There’s not a lot of tangible reward to being a journalist. Most of my journalist friends are rebel types with above average work ethic. Even inside writers of the fluffiest fuzzies, not too far down, a First Amendment soldier lurks.
It’s rewarding to tell people’s stories, to actively participate in free speech, to have a job writing (Writer’s Digest sends me a depressing email at least once a week with a subject line “You CAN make a living writing!”).
But that’s about it. We don’t make a lot of money. Our field is changing by the minute so we’re constantly being challenged to find new ways for print to survive. The line between advertising and editorial is growing so muddy you could ford the river between the two in a nice new pair of goulashes.
That’s why awards season is so fun for journalists. It’s validation for a job well done when there’s little other tangible validation to be found. (Also, most of us have fragile egos and fluctuating self confidence. We did, after all, choose a profession where everything we do has a byline.)
The point of this loquacious lead: I won some writing awards at the Press Club of Cleveland’s statewide Excellence in Journalism contest.
I was so excited to attend the ceremony. I wore my new library card shirt from my new gig at The Library Store. #alwaysbeworking
I placed first in non-daily newspaper writing for the category Personality Profile writing for this story about Alix, and second for Arts and Entertainment reporting for this article about the two toddler-refugees-turned-CCAD-designers.
The big one, though, was this guy:
Best Freelance Journalist in Ohio.
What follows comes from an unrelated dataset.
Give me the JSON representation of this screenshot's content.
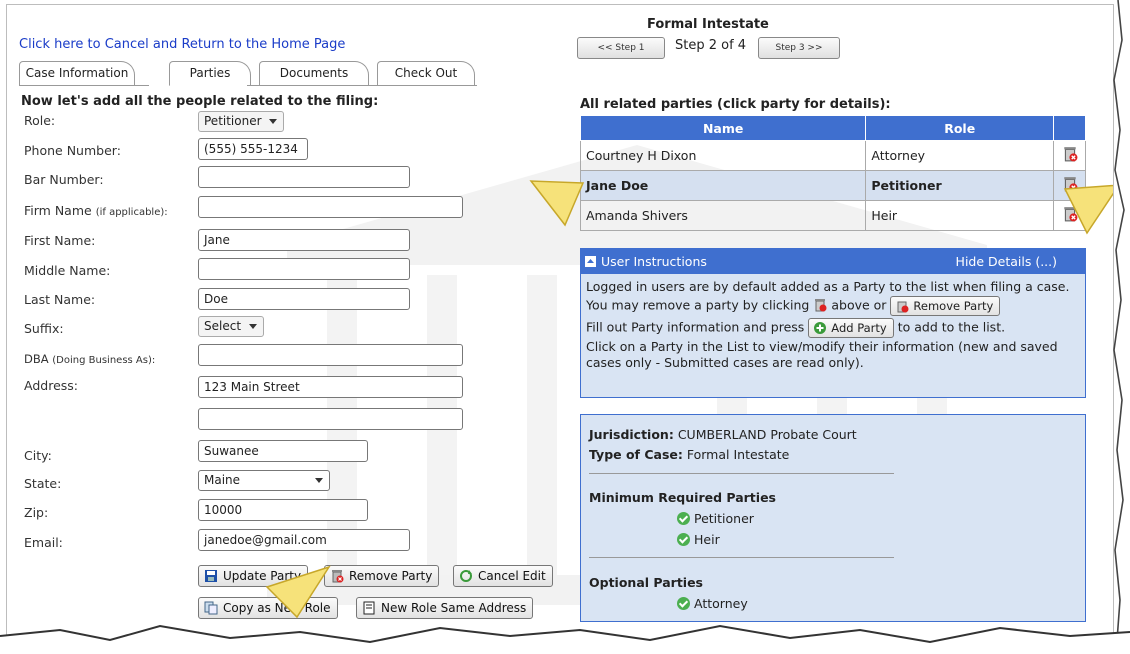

Bam!
Wait… is that… that word… is spelled wrong… oh… oh god!
Pretty immediately, though, I decided the “compulation” on my award was perfect. Two reasons.
1) It’s a reminder that copy editors are important. What a concept.
2) It’s a reminder to keep working and working as hard as possible. I may be good, but I could be better. For every success I have I can count five other fuck ups. Mistakes don’t mean I’m not talented, and success doesn’t mean I’m not human. Keep that ego and that self-criticism in balance, sister, and then you really win.